### The input

::::

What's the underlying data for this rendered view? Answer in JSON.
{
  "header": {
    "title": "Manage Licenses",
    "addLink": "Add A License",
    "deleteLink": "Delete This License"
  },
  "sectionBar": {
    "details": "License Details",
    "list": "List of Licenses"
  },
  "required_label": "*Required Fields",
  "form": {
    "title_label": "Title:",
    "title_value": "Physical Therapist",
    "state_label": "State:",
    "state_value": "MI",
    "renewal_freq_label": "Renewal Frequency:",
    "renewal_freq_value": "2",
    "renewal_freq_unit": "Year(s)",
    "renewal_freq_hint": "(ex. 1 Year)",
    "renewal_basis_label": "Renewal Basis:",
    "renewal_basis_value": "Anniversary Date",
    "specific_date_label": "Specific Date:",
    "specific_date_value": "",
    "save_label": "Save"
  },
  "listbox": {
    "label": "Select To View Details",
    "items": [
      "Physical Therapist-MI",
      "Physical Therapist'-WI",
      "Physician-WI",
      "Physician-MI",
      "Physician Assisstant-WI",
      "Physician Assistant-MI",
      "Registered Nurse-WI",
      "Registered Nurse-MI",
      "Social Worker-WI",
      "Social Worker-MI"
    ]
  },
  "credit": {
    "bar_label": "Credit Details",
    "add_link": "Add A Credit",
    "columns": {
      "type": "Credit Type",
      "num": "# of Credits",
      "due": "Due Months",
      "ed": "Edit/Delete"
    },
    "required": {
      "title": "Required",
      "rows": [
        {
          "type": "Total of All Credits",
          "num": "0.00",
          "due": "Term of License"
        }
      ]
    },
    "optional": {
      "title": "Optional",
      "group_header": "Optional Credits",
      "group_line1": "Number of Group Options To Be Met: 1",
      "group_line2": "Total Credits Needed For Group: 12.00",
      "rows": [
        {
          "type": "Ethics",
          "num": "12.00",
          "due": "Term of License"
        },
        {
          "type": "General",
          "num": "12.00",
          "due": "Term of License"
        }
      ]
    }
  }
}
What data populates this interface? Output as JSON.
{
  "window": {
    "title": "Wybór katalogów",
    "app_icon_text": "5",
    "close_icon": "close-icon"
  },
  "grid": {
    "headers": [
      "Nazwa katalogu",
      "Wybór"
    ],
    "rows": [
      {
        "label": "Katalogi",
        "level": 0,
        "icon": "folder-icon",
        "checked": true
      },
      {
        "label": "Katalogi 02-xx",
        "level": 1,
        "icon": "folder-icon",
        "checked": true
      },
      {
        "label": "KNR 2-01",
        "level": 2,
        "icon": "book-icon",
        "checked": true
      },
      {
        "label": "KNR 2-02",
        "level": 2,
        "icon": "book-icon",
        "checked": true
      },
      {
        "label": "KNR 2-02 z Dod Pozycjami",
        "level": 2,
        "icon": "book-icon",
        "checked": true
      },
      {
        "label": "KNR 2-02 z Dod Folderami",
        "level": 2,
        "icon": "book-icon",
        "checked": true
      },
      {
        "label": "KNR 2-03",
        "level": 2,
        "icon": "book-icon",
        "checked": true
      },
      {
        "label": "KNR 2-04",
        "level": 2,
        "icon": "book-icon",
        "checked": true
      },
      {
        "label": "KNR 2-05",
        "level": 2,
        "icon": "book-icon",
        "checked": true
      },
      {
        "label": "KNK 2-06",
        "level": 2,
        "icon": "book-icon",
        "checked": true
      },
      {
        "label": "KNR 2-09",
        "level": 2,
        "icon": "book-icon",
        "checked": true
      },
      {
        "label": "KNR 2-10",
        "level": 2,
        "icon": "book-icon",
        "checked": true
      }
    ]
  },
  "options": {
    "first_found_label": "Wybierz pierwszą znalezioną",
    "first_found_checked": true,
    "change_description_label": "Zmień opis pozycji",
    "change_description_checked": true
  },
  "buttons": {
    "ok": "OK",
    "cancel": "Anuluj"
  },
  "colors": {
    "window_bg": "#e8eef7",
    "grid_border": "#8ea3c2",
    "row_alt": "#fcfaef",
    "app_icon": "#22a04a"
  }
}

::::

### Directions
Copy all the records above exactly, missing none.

### Solution for this task
What's the underlying data for this rendered view? Answer in JSON.
{
  "header": {
    "title": "Manage Licenses",
    "addLink": "Add A License",
    "deleteLink": "Delete This License"
  },
  "sectionBar": {
    "details": "License Details",
    "list": "List of Licenses"
  },
  "required_label": "*Required Fields",
  "form": {
    "title_label": "Title:",
    "title_value": "Physical Therapist",
    "state_label": "State:",
    "state_value": "MI",
    "renewal_freq_label": "Renewal Frequency:",
    "renewal_freq_value": "2",
    "renewal_freq_unit": "Year(s)",
    "renewal_freq_hint": "(ex. 1 Year)",
    "renewal_basis_label": "Renewal Basis:",
    "renewal_basis_value": "Anniversary Date",
    "specific_date_label": "Specific Date:",
    "specific_date_value": "",
    "save_label": "Save"
  },
  "listbox": {
    "label": "Select To View Details",
    "items": [
      "Physical Therapist-MI",
      "Physical Therapist'-WI",
      "Physician-WI",
      "Physician-MI",
      "Physician Assisstant-WI",
      "Physician Assistant-MI",
      "Registered Nurse-WI",
      "Registered Nurse-MI",
      "Social Worker-WI",
      "Social Worker-MI"
    ]
  },
  "credit": {
    "bar_label": "Credit Details",
    "add_link": "Add A Credit",
    "columns": {
      "type": "Credit Type",
      "num": "# of Credits",
      "due": "Due Months",
      "ed": "Edit/Delete"
    },
    "required": {
      "title": "Required",
      "rows": [
        {
          "type": "Total of All Credits",
          "num": "0.00",
          "due": "Term of License"
        }
      ]
    },
    "optional": {
      "title": "Optional",
      "group_header": "Optional Credits",
      "group_line1": "Number of Group Options To Be Met: 1",
      "group_line2": "Total Credits Needed For Group: 12.00",
      "rows": [
        {
          "type": "Ethics",
          "num": "12.00",
          "due": "Term of License"
        },
        {
          "type": "General",
          "num": "12.00",
          "due": "Term of License"
        }
      ]
    }
  }
}
What data populates this interface? Output as JSON.
{
  "window": {
    "title": "Wybór katalogów",
    "app_icon_text": "5",
    "close_icon": "close-icon"
  },
  "grid": {
    "headers": [
      "Nazwa katalogu",
      "Wybór"
    ],
    "rows": [
      {
        "label": "Katalogi",
        "level": 0,
        "icon": "folder-icon",
        "checked": true
      },
      {
        "label": "Katalogi 02-xx",
        "level": 1,
        "icon": "folder-icon",
        "checked": true
      },
      {
        "label": "KNR 2-01",
        "level": 2,
        "icon": "book-icon",
        "checked": true
      },
      {
        "label": "KNR 2-02",
        "level": 2,
        "icon": "book-icon",
        "checked": true
      },
      {
        "label": "KNR 2-02 z Dod Pozycjami",
        "level": 2,
        "icon": "book-icon",
        "checked": true
      },
      {
        "label": "KNR 2-02 z Dod Folderami",
        "level": 2,
        "icon": "book-icon",
        "checked": true
      },
      {
        "label": "KNR 2-03",
        "level": 2,
        "icon": "book-icon",
        "checked": true
      },
      {
        "label": "KNR 2-04",
        "level": 2,
        "icon": "book-icon",
        "checked": true
      },
      {
        "label": "KNR 2-05",
        "level": 2,
        "icon": "book-icon",
        "checked": true
      },
      {
        "label": "KNK 2-06",
        "level": 2,
        "icon": "book-icon",
        "checked": true
      },
      {
        "label": "KNR 2-09",
        "level": 2,
        "icon": "book-icon",
        "checked": true
      },
      {
        "label": "KNR 2-10",
        "level": 2,
        "icon": "book-icon",
        "checked": true
      }
    ]
  },
  "options": {
    "first_found_label": "Wybierz pierwszą znalezioną",
    "first_found_checked": true,
    "change_description_label": "Zmień opis pozycji",
    "change_description_checked": true
  },
  "buttons": {
    "ok": "OK",
    "cancel": "Anuluj"
  },
  "colors": {
    "window_bg": "#e8eef7",
    "grid_border": "#8ea3c2",
    "row_alt": "#fcfaef",
    "app_icon": "#22a04a"
  }
}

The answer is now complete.